Study material below:

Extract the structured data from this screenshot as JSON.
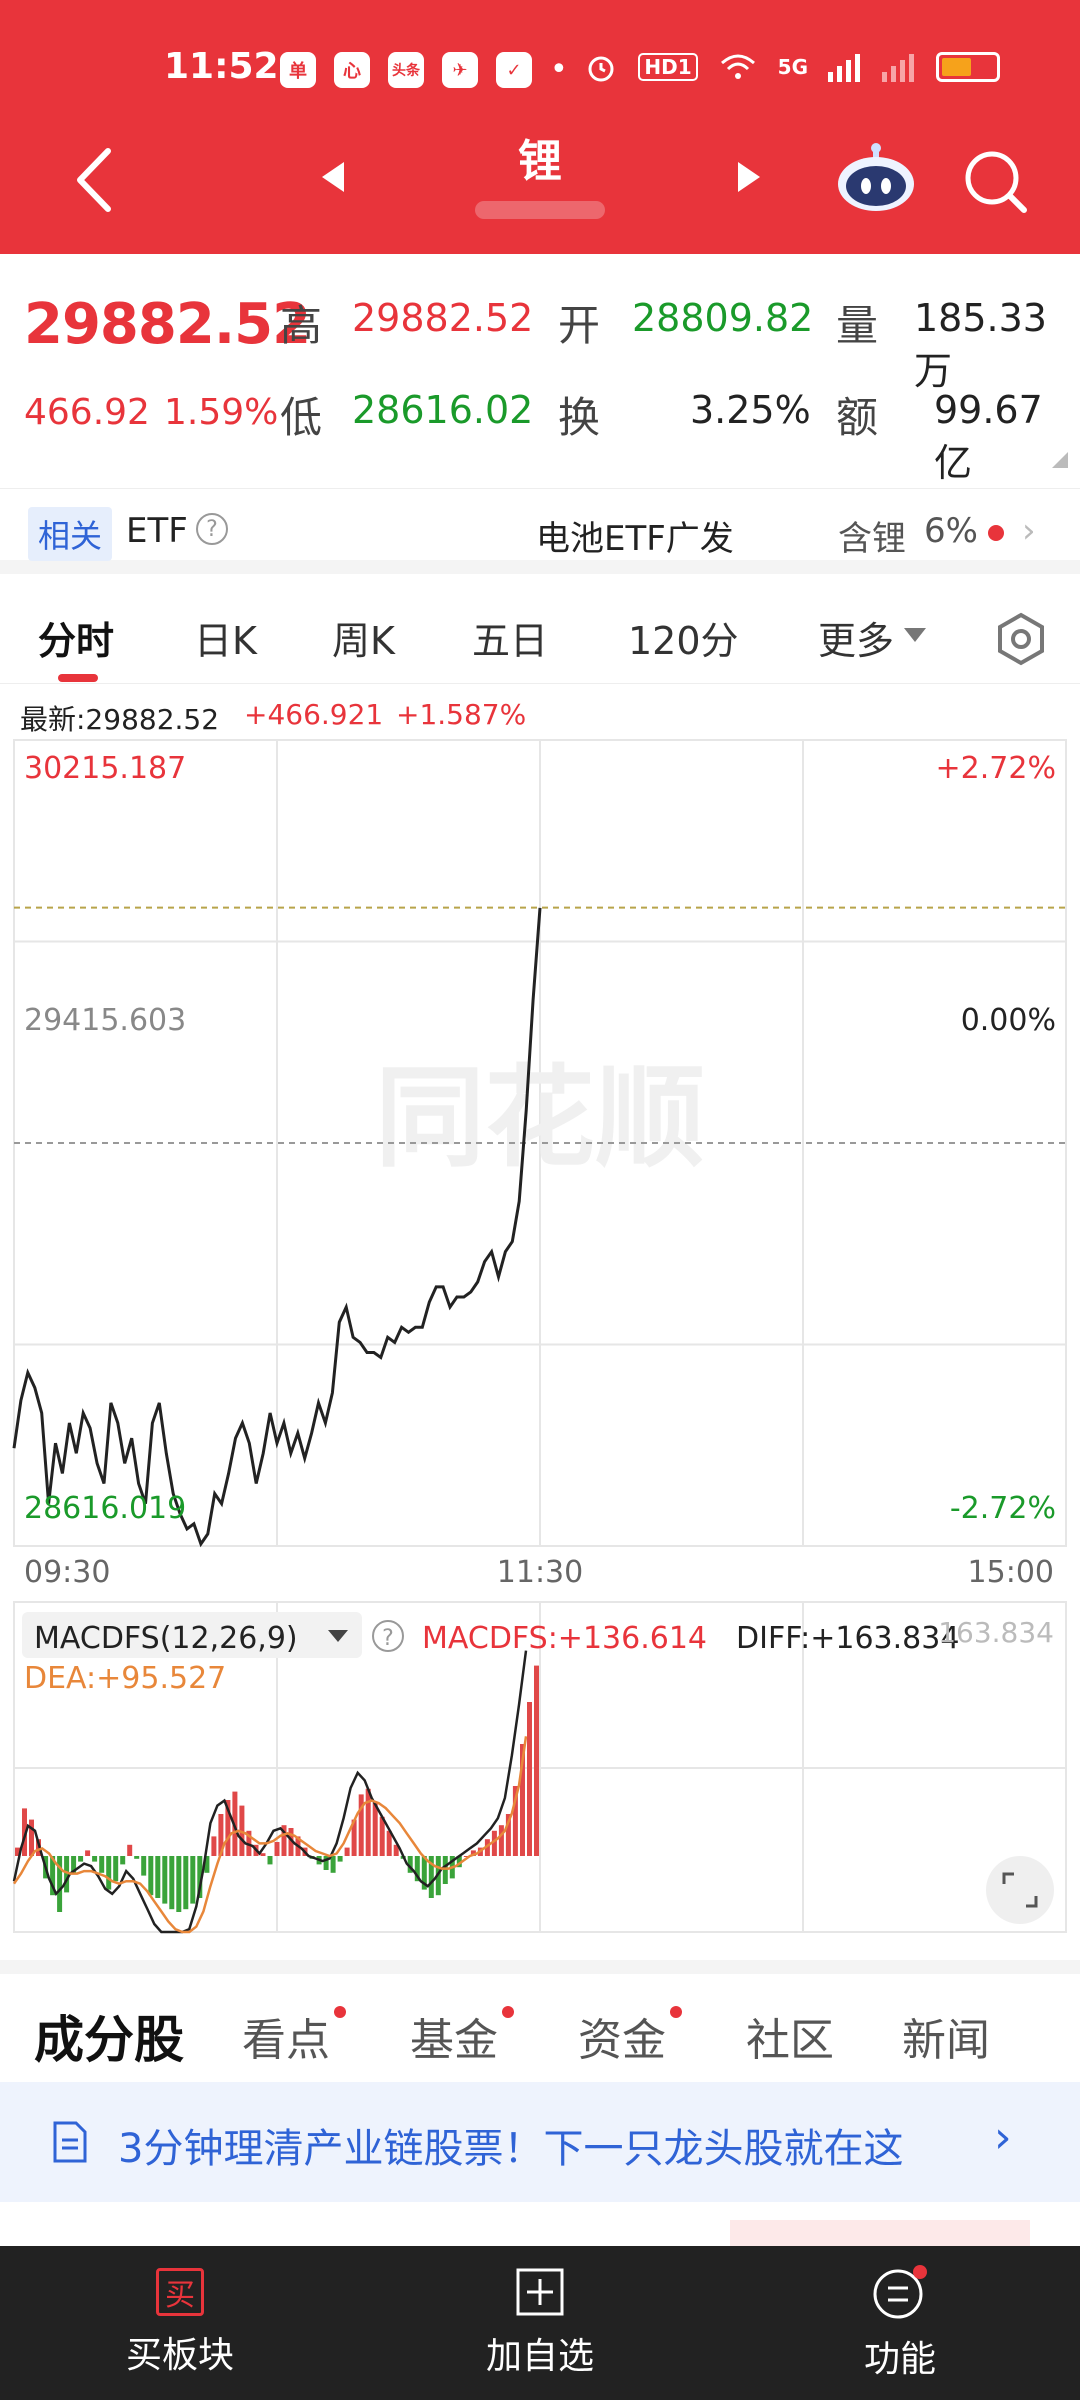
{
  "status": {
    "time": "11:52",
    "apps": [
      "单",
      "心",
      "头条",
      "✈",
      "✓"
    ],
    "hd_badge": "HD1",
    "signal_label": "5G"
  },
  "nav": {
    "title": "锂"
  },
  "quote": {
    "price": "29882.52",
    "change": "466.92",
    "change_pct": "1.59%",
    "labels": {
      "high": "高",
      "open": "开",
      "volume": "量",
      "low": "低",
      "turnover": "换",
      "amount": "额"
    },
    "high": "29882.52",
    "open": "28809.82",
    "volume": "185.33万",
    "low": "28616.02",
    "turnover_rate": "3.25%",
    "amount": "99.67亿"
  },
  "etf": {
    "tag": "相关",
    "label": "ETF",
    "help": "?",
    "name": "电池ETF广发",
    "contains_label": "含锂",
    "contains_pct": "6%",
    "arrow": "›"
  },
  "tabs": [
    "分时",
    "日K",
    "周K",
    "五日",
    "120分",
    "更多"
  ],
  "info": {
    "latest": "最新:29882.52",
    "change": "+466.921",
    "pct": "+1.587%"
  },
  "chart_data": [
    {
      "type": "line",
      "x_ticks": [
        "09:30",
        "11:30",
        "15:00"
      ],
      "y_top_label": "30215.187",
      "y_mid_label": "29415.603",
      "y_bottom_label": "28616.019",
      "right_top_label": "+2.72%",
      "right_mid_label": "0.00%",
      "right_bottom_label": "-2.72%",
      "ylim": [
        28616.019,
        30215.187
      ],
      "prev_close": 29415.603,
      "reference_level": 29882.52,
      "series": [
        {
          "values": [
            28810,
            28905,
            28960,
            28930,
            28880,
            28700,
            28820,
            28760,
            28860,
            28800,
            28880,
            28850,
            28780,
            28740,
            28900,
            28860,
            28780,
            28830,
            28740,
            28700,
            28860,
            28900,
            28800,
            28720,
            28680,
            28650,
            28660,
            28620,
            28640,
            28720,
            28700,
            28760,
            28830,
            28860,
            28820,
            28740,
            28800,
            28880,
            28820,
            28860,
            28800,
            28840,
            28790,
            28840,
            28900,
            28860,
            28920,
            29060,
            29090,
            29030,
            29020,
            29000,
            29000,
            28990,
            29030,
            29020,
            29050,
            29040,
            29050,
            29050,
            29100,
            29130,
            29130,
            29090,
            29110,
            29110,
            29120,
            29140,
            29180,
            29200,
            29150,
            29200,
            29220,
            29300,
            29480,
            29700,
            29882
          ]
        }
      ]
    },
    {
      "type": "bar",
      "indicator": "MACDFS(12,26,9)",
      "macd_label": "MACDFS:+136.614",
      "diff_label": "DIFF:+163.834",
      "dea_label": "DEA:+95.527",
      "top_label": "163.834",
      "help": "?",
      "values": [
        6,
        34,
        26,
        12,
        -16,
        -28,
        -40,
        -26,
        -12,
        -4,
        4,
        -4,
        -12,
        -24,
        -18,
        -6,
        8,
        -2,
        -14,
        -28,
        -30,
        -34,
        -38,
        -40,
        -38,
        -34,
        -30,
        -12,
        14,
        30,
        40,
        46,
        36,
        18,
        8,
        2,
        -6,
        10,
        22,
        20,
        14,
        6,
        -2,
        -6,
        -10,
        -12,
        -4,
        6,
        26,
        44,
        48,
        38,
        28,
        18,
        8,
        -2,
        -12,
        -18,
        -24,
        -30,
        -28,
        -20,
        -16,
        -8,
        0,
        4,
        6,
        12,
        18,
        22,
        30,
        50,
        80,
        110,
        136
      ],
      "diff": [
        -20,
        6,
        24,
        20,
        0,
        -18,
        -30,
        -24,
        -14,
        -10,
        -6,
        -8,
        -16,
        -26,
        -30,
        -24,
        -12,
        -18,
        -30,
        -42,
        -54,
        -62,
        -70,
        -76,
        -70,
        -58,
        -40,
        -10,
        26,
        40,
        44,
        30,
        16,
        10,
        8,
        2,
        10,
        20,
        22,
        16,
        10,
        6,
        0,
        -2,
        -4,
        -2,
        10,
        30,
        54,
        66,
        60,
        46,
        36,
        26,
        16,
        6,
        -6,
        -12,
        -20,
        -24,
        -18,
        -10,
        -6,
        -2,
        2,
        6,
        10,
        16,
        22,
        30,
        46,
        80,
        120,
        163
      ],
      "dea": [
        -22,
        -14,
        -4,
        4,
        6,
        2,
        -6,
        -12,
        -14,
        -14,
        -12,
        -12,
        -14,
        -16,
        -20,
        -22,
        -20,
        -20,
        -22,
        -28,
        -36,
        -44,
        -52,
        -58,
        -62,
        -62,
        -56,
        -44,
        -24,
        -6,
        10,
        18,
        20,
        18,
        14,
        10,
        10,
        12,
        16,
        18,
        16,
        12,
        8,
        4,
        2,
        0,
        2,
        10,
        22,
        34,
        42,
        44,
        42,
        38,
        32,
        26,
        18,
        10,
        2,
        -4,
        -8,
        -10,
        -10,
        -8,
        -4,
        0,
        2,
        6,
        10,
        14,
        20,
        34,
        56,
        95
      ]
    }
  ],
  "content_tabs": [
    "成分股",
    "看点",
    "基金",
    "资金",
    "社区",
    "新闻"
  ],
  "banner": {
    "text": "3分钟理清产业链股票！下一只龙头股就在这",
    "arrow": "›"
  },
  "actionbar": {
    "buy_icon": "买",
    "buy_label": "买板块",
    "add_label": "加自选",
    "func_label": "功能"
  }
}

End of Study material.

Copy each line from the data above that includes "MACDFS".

      "indicator": "MACDFS(12,26,9)",
      "macd_label": "MACDFS:+136.614",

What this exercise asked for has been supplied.